TASK INSTRUCTIONS
Copy all of the data that follows without altering a word.

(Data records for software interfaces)
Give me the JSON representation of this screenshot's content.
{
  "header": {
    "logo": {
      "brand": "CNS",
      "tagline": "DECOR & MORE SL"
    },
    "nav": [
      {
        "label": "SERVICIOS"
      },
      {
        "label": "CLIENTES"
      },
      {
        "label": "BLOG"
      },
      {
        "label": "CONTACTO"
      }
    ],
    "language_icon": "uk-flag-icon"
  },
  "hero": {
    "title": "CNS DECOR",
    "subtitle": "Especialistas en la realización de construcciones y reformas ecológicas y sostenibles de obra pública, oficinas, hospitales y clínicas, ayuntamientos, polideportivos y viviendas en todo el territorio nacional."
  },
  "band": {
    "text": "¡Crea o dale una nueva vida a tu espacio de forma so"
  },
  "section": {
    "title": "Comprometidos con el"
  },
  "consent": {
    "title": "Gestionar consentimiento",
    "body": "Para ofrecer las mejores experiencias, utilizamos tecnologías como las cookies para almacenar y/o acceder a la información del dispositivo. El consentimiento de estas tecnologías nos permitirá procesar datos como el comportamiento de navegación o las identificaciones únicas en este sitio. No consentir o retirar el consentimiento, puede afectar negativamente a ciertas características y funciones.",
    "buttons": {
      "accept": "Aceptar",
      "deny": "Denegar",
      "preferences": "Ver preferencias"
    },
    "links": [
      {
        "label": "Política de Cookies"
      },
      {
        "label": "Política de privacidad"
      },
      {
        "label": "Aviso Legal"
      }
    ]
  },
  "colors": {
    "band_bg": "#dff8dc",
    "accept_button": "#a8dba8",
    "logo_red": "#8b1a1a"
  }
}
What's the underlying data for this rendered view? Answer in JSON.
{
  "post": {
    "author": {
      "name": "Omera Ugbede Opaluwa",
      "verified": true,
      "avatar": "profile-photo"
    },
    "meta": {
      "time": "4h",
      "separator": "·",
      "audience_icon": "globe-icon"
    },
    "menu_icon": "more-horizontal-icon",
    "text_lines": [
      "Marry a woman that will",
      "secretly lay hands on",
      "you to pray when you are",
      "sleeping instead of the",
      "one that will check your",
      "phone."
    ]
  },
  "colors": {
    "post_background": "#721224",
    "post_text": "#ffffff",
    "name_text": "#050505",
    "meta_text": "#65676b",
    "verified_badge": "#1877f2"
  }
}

SOLUTION
Give me the JSON representation of this screenshot's content.
{
  "header": {
    "logo": {
      "brand": "CNS",
      "tagline": "DECOR & MORE SL"
    },
    "nav": [
      {
        "label": "SERVICIOS"
      },
      {
        "label": "CLIENTES"
      },
      {
        "label": "BLOG"
      },
      {
        "label": "CONTACTO"
      }
    ],
    "language_icon": "uk-flag-icon"
  },
  "hero": {
    "title": "CNS DECOR",
    "subtitle": "Especialistas en la realización de construcciones y reformas ecológicas y sostenibles de obra pública, oficinas, hospitales y clínicas, ayuntamientos, polideportivos y viviendas en todo el territorio nacional."
  },
  "band": {
    "text": "¡Crea o dale una nueva vida a tu espacio de forma so"
  },
  "section": {
    "title": "Comprometidos con el"
  },
  "consent": {
    "title": "Gestionar consentimiento",
    "body": "Para ofrecer las mejores experiencias, utilizamos tecnologías como las cookies para almacenar y/o acceder a la información del dispositivo. El consentimiento de estas tecnologías nos permitirá procesar datos como el comportamiento de navegación o las identificaciones únicas en este sitio. No consentir o retirar el consentimiento, puede afectar negativamente a ciertas características y funciones.",
    "buttons": {
      "accept": "Aceptar",
      "deny": "Denegar",
      "preferences": "Ver preferencias"
    },
    "links": [
      {
        "label": "Política de Cookies"
      },
      {
        "label": "Política de privacidad"
      },
      {
        "label": "Aviso Legal"
      }
    ]
  },
  "colors": {
    "band_bg": "#dff8dc",
    "accept_button": "#a8dba8",
    "logo_red": "#8b1a1a"
  }
}
What's the underlying data for this rendered view? Answer in JSON.
{
  "post": {
    "author": {
      "name": "Omera Ugbede Opaluwa",
      "verified": true,
      "avatar": "profile-photo"
    },
    "meta": {
      "time": "4h",
      "separator": "·",
      "audience_icon": "globe-icon"
    },
    "menu_icon": "more-horizontal-icon",
    "text_lines": [
      "Marry a woman that will",
      "secretly lay hands on",
      "you to pray when you are",
      "sleeping instead of the",
      "one that will check your",
      "phone."
    ]
  },
  "colors": {
    "post_background": "#721224",
    "post_text": "#ffffff",
    "name_text": "#050505",
    "meta_text": "#65676b",
    "verified_badge": "#1877f2"
  }
}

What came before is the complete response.